### MATERIAL SHOWN
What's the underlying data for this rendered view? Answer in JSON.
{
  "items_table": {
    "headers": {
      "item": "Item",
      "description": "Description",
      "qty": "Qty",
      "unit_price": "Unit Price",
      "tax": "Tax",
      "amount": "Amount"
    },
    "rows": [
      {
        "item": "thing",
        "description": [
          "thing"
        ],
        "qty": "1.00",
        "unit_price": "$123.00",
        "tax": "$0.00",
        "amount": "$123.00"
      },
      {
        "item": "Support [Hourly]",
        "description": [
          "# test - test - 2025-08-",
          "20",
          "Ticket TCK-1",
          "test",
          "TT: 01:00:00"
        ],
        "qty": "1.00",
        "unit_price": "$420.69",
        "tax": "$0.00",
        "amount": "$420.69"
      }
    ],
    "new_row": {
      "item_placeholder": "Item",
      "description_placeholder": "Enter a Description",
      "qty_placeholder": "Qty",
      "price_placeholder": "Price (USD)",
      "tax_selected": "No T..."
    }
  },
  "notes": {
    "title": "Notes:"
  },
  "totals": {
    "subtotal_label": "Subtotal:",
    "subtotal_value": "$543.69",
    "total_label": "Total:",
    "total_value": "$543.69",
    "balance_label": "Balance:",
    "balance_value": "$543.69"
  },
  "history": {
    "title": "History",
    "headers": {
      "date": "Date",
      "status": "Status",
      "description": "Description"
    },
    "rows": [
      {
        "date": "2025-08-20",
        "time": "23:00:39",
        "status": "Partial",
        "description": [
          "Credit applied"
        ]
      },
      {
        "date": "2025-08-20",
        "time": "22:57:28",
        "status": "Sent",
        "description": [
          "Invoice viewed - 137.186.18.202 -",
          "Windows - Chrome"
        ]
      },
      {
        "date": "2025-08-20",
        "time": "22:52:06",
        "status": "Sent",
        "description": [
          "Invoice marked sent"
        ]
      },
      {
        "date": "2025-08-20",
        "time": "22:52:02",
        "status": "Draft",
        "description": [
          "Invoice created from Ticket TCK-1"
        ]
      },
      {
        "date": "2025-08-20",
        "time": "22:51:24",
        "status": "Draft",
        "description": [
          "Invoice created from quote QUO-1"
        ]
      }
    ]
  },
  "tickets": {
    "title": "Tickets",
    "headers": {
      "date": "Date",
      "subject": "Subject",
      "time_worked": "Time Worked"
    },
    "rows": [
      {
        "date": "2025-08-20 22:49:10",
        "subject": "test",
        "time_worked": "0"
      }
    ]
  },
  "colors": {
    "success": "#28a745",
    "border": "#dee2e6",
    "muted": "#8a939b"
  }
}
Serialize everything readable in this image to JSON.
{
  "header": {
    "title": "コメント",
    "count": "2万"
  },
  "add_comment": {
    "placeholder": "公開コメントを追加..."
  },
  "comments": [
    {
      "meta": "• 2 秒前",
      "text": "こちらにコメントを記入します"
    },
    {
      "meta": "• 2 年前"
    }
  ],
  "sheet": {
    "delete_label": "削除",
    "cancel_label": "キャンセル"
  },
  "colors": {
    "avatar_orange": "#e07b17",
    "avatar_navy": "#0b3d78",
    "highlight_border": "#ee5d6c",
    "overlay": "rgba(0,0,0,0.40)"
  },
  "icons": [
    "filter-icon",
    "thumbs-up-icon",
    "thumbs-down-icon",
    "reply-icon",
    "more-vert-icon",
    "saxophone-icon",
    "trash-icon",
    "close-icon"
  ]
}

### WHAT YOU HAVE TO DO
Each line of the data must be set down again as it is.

### FINISHED TASK
What's the underlying data for this rendered view? Answer in JSON.
{
  "items_table": {
    "headers": {
      "item": "Item",
      "description": "Description",
      "qty": "Qty",
      "unit_price": "Unit Price",
      "tax": "Tax",
      "amount": "Amount"
    },
    "rows": [
      {
        "item": "thing",
        "description": [
          "thing"
        ],
        "qty": "1.00",
        "unit_price": "$123.00",
        "tax": "$0.00",
        "amount": "$123.00"
      },
      {
        "item": "Support [Hourly]",
        "description": [
          "# test - test - 2025-08-",
          "20",
          "Ticket TCK-1",
          "test",
          "TT: 01:00:00"
        ],
        "qty": "1.00",
        "unit_price": "$420.69",
        "tax": "$0.00",
        "amount": "$420.69"
      }
    ],
    "new_row": {
      "item_placeholder": "Item",
      "description_placeholder": "Enter a Description",
      "qty_placeholder": "Qty",
      "price_placeholder": "Price (USD)",
      "tax_selected": "No T..."
    }
  },
  "notes": {
    "title": "Notes:"
  },
  "totals": {
    "subtotal_label": "Subtotal:",
    "subtotal_value": "$543.69",
    "total_label": "Total:",
    "total_value": "$543.69",
    "balance_label": "Balance:",
    "balance_value": "$543.69"
  },
  "history": {
    "title": "History",
    "headers": {
      "date": "Date",
      "status": "Status",
      "description": "Description"
    },
    "rows": [
      {
        "date": "2025-08-20",
        "time": "23:00:39",
        "status": "Partial",
        "description": [
          "Credit applied"
        ]
      },
      {
        "date": "2025-08-20",
        "time": "22:57:28",
        "status": "Sent",
        "description": [
          "Invoice viewed - 137.186.18.202 -",
          "Windows - Chrome"
        ]
      },
      {
        "date": "2025-08-20",
        "time": "22:52:06",
        "status": "Sent",
        "description": [
          "Invoice marked sent"
        ]
      },
      {
        "date": "2025-08-20",
        "time": "22:52:02",
        "status": "Draft",
        "description": [
          "Invoice created from Ticket TCK-1"
        ]
      },
      {
        "date": "2025-08-20",
        "time": "22:51:24",
        "status": "Draft",
        "description": [
          "Invoice created from quote QUO-1"
        ]
      }
    ]
  },
  "tickets": {
    "title": "Tickets",
    "headers": {
      "date": "Date",
      "subject": "Subject",
      "time_worked": "Time Worked"
    },
    "rows": [
      {
        "date": "2025-08-20 22:49:10",
        "subject": "test",
        "time_worked": "0"
      }
    ]
  },
  "colors": {
    "success": "#28a745",
    "border": "#dee2e6",
    "muted": "#8a939b"
  }
}
Serialize everything readable in this image to JSON.
{
  "header": {
    "title": "コメント",
    "count": "2万"
  },
  "add_comment": {
    "placeholder": "公開コメントを追加..."
  },
  "comments": [
    {
      "meta": "• 2 秒前",
      "text": "こちらにコメントを記入します"
    },
    {
      "meta": "• 2 年前"
    }
  ],
  "sheet": {
    "delete_label": "削除",
    "cancel_label": "キャンセル"
  },
  "colors": {
    "avatar_orange": "#e07b17",
    "avatar_navy": "#0b3d78",
    "highlight_border": "#ee5d6c",
    "overlay": "rgba(0,0,0,0.40)"
  },
  "icons": [
    "filter-icon",
    "thumbs-up-icon",
    "thumbs-down-icon",
    "reply-icon",
    "more-vert-icon",
    "saxophone-icon",
    "trash-icon",
    "close-icon"
  ]
}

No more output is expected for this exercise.